This is a bleak picture of our possible future wherein the bonds of love between a father and son still remain. Listening to this book, I often thought of The Gunslinger by Stephen King. There is that same relentlessness of pushing on into a desperate future; pushing on down the road, or the path of a beam, that leads to a kind of end for one and a new beginning for the other.
I found the narration by Tom Stechschulte to be excellent and am looking forward to listening to the other unabridged recordings of McCarthy's works from audible.

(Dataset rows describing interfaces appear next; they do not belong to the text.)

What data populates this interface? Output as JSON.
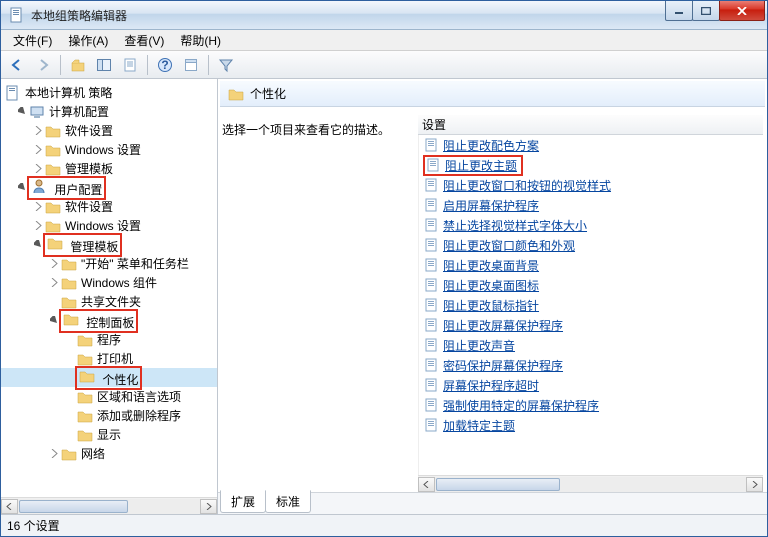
{
  "window": {
    "title": "本地组策略编辑器"
  },
  "menu": {
    "file": "文件(F)",
    "action": "操作(A)",
    "view": "查看(V)",
    "help": "帮助(H)"
  },
  "tree": {
    "root": "本地计算机 策略",
    "computer_config": "计算机配置",
    "cc_software": "软件设置",
    "cc_windows": "Windows 设置",
    "cc_admin": "管理模板",
    "user_config": "用户配置",
    "uc_software": "软件设置",
    "uc_windows": "Windows 设置",
    "admin_templates": "管理模板",
    "start_menu": "\"开始\" 菜单和任务栏",
    "win_components": "Windows 组件",
    "shared_folders": "共享文件夹",
    "control_panel": "控制面板",
    "programs": "程序",
    "printers": "打印机",
    "personalization": "个性化",
    "region_lang": "区域和语言选项",
    "add_remove": "添加或删除程序",
    "display": "显示",
    "network": "网络"
  },
  "right": {
    "header": "个性化",
    "desc_prompt": "选择一个项目来查看它的描述。",
    "settings_header": "设置",
    "settings": [
      "阻止更改配色方案",
      "阻止更改主题",
      "阻止更改窗口和按钮的视觉样式",
      "启用屏幕保护程序",
      "禁止选择视觉样式字体大小",
      "阻止更改窗口颜色和外观",
      "阻止更改桌面背景",
      "阻止更改桌面图标",
      "阻止更改鼠标指针",
      "阻止更改屏幕保护程序",
      "阻止更改声音",
      "密码保护屏幕保护程序",
      "屏幕保护程序超时",
      "强制使用特定的屏幕保护程序",
      "加载特定主题"
    ],
    "highlight_index": 1,
    "tab_ext": "扩展",
    "tab_std": "标准"
  },
  "status": {
    "count": "16 个设置"
  }
}
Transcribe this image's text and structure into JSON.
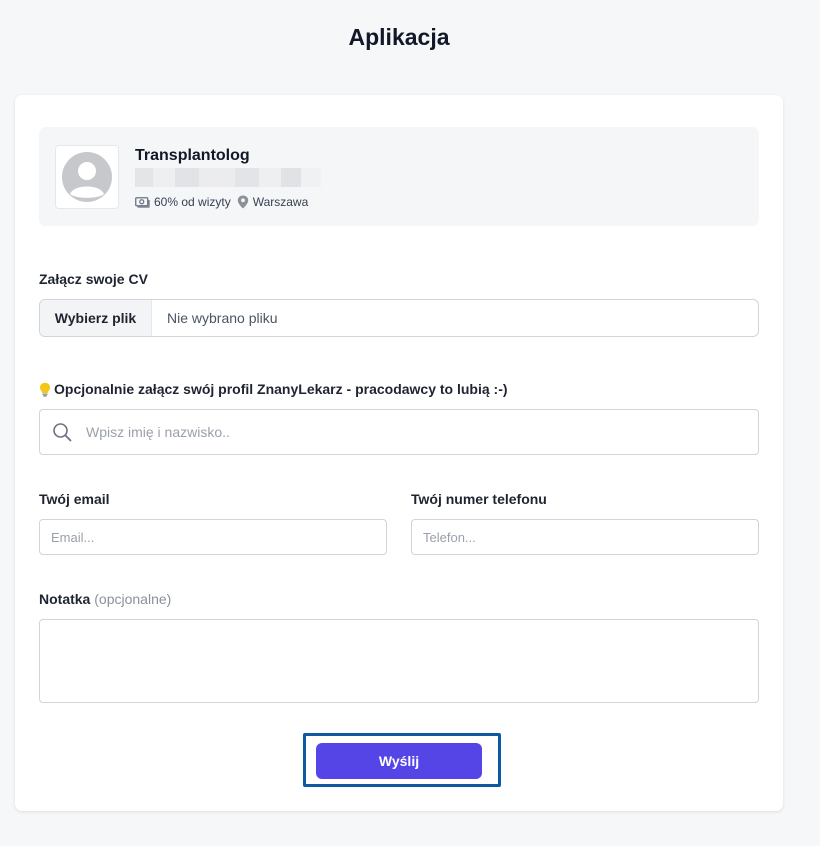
{
  "page": {
    "title": "Aplikacja"
  },
  "job": {
    "title": "Transplantolog",
    "commission": "60% od wizyty",
    "location": "Warszawa"
  },
  "cv": {
    "label": "Załącz swoje CV",
    "choose_button": "Wybierz plik",
    "status": "Nie wybrano pliku"
  },
  "profile": {
    "label": "Opcjonalnie załącz swój profil ZnanyLekarz - pracodawcy to lubią :-)",
    "search_placeholder": "Wpisz imię i nazwisko.."
  },
  "contact": {
    "email_label": "Twój email",
    "email_placeholder": "Email...",
    "phone_label": "Twój numer telefonu",
    "phone_placeholder": "Telefon..."
  },
  "note": {
    "label": "Notatka",
    "optional": "(opcjonalne)"
  },
  "submit": {
    "label": "Wyślij"
  },
  "icons": {
    "avatar": "user-avatar-placeholder",
    "commission": "money-icon",
    "location": "map-pin-icon",
    "hint": "lightbulb-icon",
    "search": "search-icon"
  },
  "colors": {
    "accent": "#5645e6",
    "highlight_frame": "#0b5aa2",
    "background": "#f6f7f9"
  }
}
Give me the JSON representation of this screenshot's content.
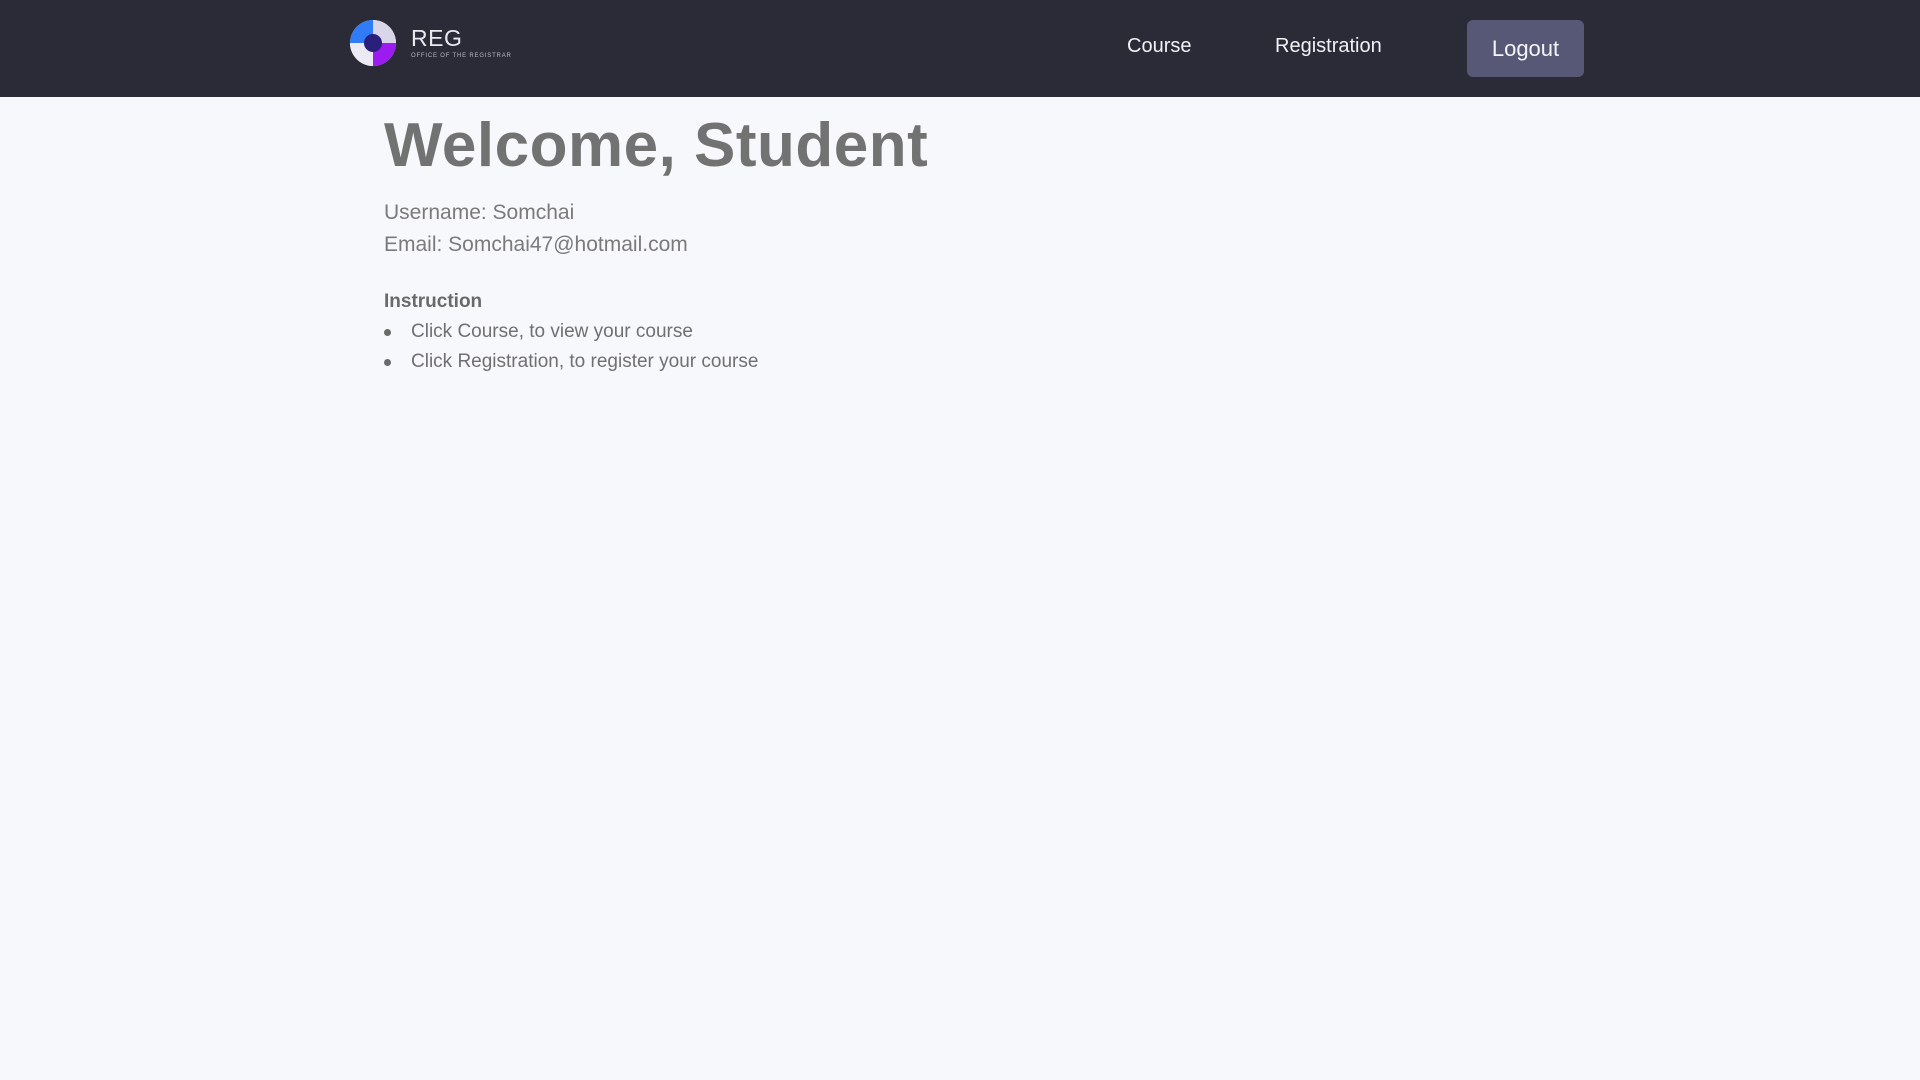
{
  "header": {
    "brand": {
      "title": "REG",
      "subtitle": "OFFICE OF THE REGISTRAR"
    },
    "nav": {
      "course_label": "Course",
      "registration_label": "Registration"
    },
    "logout_label": "Logout"
  },
  "main": {
    "title": "Welcome, Student",
    "username_line": "Username: Somchai",
    "email_line": "Email: Somchai47@hotmail.com",
    "instruction": {
      "heading": "Instruction",
      "items": [
        "Click Course, to view your course",
        "Click Registration, to register your course"
      ]
    }
  },
  "colors": {
    "navbar_bg": "#2b2b38",
    "logout_bg": "#575875",
    "page_bg": "#f7f8fc",
    "logo_blue": "#2f7cf6",
    "logo_purple": "#9b1bf0"
  },
  "icons": {
    "logo": "reg-logo-icon",
    "bullet": "bullet-icon"
  }
}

This was a difficult book to listen to. It was just so bleak, which of course was the point. I find the images in this book haunting me even now, a year after listening to it. When I think back, it was an amazing book to have affected me so profoundly without even having realized it at the time.
The Man's plight tears at you heart with relentless and pitiless ferocity. You are given nothing on which to base any hope of normal, human contact. The social contract is in tatters and has blown away on the ash laden winds that howl over a barren and blasted Earth. Read this and pray to any and all gods that you die before you have to endure what the Man endures for the Boy.
This was a very well written book. That's why I gave it a high score. The story doesn't really go anywhere and the few moments of excitement are few and far between. It's shortish length turns out to be a blessing as I don't think there would be much more tale to tell beyond what is already here.
A father struggles to keep his son from falling prey to the cannibalistic horrors of a post-apocalyptic world while trying to teach compassion and humanity to one-another. Sad, Gruesome, with a sprinkle of hope.
This book has an interesting premise but is somewhat morose. The book is a liitle slow in places. I listened until the end because I was waiting for some type of redemption. The charactor development was intriging but missed something. Enjoyable but far from a must listen.
I loved the audio version of "No Country for Old Men", but this book, though very dark, was a wonderful piece of art. Much more intense in human emotions and relationships than "No Country". I think the boiled down version of the earth gives way to the human soul. Also, to be able to feel the unspoken thoughts of the two, and their situation gives much credit to the author. You find yourself wanting so much for them.
I really wanted to get into this book, but just couldn't. The rhythm was just off for me. I just could not develop any interest or empathy for the protagonists. I ended up giving up 1/3 the way. Maybe it was about to get better? I just couldn't stand it anymore.
A friend asked me to describe this book, and I had a hard time doing so, honestly. Ultimately what I said was this, and I think it fits darn well, quite frankly:
"You know when you're sitting at home, minding your own business, and all of a sudden, you see a large spider out of the corner of your eye? You get up and launch a book at it, killing it. And five minutes later, when you've resumed minding your own business, you can't help but glance back over into that exact same spot every 90 seconds for the remainder of the night - as if that spider is going to come back for revenge, or it's buddies are going to come looking for him and stage an assault. Well - the entire book feels like THAT."
I hope that makes sense. I promise - it will after you read The Road.